There are several ticket options/combos available, but for us, entrance inside the church (see church tips above) and walking on the Duomo rooftop were “must sees.”
The ticket office is located in a separate building on the righthand side of the cathedral.
Cost and Hours: €16 for cathedral, museum, archaeological area, lift to rooftop terrace & San Gottardo church (get 3 days to use). €3 for cathedral and museum alone. Duomo and archaeological area daily 8am-7pm, museum and church 10am-6pm (closed Wednesdays)
Metro: Red & Yellow line-Duomo
Santa Maria presso San Satiro- A short 4-minute walk from the Duomo is a smaller church dating from the 15th century. It is a little tucked away, so you’ll have to keep your eye out for it. After the crowds and abundance of the Duomo, the Santa San Satiro is a quiet reprieve from the crowds. Inside the Catholic church is an interesting optical illusion. It looks like the choir area continues, but a look from the side shows how the eye is tricked by the illusion of depth. This is one of the first examples of trompe l’oeil in the history of art. The church also houses Byzantine frescoes and other works of art.
Cost and Hours: No cost, Daily 9:30am-5:30pm
Metro: Red & Yellow line-Duomo
Galleria Vittorio Emanuele II- Located next to the Piazza del Duomo is a 4-story glass and iron shopping mall built in 1870. It was the first building in Milan to have electric lights. It’s beautiful (and expensive) place to shop and/or have something to eat (or do like we did and just window shop). Spin your heel on the bull’s testicle’s (tile on floor) for good luck!
Pinacoteca di Brera- From the Galleria, walk on through to the Piazza della Scala. Continue walking north about 8 minutes to reach the Pinacoteca di Brera. The Pinacoteca di Brera is the main public gallery for paintings in Milan. Art by Raphael, Piero della Francesca, and Caravaggio make up some the hundreds of renown Italian masterpieces house at this museum.
There aren’t obvious signs for the ticket office. It’s on the second level. The museum makes a big loop all along the second level. Trust me, you see masterpiece after masterpiece. Get the audio guide to make the paintings come to life!

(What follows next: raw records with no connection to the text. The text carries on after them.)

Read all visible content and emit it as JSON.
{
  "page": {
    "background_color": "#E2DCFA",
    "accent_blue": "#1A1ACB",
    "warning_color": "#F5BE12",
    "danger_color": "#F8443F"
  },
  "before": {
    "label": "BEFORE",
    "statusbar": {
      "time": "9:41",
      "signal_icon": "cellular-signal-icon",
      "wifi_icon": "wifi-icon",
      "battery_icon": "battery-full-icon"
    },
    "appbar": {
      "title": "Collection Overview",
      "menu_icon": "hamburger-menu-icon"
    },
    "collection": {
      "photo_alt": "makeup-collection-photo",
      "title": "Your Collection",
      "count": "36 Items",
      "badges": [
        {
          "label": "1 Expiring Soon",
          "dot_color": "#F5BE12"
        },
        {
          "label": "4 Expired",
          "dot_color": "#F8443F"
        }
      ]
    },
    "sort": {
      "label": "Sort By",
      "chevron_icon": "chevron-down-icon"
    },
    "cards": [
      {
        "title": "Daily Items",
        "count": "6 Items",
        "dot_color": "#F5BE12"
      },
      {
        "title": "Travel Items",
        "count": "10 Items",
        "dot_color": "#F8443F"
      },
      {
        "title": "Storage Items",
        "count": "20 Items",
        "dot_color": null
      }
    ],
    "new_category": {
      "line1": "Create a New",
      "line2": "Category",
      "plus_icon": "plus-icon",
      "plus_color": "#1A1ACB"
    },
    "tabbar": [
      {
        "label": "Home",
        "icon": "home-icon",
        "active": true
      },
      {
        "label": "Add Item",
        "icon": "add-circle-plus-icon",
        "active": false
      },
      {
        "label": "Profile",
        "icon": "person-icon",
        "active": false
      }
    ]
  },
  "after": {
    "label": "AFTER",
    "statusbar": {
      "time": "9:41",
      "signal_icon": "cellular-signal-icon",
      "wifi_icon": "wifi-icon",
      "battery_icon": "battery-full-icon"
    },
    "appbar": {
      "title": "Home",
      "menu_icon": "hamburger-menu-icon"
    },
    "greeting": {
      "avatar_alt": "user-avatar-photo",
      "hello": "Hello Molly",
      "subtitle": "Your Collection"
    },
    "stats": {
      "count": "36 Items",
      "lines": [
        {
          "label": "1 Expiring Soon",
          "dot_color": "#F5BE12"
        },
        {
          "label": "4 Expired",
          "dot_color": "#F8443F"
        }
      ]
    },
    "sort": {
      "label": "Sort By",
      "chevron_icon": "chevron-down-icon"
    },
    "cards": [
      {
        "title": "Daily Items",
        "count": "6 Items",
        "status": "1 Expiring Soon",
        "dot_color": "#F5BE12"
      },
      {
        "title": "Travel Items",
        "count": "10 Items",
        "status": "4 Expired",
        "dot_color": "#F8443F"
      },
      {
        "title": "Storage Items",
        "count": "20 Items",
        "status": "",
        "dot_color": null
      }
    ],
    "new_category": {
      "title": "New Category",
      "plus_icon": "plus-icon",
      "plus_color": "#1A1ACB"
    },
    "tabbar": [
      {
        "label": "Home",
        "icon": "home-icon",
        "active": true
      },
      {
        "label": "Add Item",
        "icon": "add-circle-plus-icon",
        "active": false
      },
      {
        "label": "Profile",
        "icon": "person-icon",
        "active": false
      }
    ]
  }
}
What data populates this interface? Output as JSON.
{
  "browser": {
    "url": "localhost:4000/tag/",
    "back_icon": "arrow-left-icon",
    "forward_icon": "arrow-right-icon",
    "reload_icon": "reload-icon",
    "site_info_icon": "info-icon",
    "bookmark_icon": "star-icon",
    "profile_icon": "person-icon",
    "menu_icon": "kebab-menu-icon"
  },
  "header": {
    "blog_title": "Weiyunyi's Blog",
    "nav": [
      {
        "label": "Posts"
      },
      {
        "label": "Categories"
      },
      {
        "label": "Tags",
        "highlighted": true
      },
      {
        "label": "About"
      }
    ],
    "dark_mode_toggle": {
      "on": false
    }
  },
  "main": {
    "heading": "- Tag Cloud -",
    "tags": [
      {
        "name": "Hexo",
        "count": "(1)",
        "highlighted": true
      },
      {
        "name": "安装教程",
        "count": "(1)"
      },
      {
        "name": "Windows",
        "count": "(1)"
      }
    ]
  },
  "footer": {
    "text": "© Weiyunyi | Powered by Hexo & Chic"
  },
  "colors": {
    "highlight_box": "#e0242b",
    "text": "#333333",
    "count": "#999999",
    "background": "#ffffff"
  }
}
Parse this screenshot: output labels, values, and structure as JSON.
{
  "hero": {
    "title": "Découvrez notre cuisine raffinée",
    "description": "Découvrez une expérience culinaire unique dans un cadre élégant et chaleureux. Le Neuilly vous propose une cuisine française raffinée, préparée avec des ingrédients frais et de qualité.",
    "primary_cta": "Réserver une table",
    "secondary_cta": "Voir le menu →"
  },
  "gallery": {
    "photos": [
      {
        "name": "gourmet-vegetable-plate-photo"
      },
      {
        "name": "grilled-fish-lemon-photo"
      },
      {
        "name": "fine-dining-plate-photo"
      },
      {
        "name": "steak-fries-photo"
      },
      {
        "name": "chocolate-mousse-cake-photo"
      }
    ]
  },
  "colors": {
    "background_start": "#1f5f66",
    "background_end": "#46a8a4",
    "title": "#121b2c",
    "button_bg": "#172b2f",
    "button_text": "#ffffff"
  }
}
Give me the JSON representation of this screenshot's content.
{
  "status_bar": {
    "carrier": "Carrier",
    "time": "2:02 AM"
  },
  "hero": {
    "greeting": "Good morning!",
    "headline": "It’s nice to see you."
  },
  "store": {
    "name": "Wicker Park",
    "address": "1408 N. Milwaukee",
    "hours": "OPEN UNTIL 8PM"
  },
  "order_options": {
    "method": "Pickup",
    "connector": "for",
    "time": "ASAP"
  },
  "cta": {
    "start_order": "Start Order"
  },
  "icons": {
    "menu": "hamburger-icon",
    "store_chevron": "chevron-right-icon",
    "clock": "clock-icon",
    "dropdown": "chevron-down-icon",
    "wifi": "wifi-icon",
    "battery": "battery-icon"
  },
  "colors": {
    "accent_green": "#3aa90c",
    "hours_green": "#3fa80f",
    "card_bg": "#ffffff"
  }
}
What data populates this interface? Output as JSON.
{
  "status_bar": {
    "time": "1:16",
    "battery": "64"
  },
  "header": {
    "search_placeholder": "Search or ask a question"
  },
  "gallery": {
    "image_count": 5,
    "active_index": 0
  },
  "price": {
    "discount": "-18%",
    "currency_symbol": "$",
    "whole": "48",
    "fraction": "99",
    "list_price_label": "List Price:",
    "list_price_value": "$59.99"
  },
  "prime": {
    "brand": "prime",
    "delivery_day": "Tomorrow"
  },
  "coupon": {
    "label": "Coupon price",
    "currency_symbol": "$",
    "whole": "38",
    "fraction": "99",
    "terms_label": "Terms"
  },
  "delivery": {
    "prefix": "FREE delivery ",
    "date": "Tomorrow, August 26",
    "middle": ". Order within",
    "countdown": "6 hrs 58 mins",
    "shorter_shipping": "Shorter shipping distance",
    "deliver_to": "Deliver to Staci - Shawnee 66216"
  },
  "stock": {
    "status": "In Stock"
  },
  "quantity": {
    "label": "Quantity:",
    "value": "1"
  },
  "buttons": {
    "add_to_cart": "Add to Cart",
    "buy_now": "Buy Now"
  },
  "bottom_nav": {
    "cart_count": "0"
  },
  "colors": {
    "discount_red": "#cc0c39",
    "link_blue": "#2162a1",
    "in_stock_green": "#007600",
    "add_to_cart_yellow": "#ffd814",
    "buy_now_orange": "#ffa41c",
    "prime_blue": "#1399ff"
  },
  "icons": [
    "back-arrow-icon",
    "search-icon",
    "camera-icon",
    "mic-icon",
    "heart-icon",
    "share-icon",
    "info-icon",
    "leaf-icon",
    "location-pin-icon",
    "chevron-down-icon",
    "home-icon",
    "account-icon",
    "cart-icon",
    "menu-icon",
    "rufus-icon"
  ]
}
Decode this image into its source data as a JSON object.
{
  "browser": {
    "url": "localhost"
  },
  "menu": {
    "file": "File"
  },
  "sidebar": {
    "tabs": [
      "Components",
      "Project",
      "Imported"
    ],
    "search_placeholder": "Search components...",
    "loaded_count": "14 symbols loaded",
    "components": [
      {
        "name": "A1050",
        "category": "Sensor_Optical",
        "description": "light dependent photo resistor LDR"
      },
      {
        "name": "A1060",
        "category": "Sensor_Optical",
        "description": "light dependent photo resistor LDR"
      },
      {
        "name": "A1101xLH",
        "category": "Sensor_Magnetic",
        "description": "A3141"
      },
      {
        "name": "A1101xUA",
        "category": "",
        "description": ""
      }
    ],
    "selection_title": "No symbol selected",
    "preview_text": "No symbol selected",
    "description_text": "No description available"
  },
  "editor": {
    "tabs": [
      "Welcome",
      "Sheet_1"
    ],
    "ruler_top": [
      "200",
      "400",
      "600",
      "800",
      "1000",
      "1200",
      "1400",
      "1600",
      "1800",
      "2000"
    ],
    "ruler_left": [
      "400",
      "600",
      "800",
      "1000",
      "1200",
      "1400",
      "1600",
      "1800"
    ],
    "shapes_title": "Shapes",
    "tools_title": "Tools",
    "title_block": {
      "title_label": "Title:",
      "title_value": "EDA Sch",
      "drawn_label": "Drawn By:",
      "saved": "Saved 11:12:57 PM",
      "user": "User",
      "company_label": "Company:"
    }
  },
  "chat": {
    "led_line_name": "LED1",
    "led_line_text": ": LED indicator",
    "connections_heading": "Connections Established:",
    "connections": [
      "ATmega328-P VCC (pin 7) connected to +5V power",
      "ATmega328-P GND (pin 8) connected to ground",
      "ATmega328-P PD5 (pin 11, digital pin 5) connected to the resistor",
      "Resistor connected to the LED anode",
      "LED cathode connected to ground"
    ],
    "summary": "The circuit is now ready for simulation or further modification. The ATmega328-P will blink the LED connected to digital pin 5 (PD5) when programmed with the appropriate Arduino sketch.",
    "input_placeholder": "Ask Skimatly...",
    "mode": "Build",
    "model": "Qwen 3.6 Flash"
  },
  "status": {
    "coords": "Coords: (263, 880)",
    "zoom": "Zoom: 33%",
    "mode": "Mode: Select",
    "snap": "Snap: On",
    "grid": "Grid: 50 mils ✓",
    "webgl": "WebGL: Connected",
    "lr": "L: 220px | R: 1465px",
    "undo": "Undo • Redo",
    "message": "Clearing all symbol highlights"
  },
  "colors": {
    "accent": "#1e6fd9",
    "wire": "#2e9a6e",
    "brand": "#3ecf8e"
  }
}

Cost and Hours: €10 for museum (€5 for audio guide), free the first Sunday of the month. Tuesday-Sunday 8:30am-7:15pm (closed on Mondays)
Metro: Red Yellow line-Duomo
Have you been to Milan, Italy before? We’d love for you to add your thoughts and recommendations. Have any questions? Please ask by commenting below! Keep up with all of our travel, camping, and cycling tips by following us on Facebook, Instagram, Twitter, and Pinterest. Leave us your email (blue box at the bottom of the post) to subscribe to our weekly newsletter and never miss a post!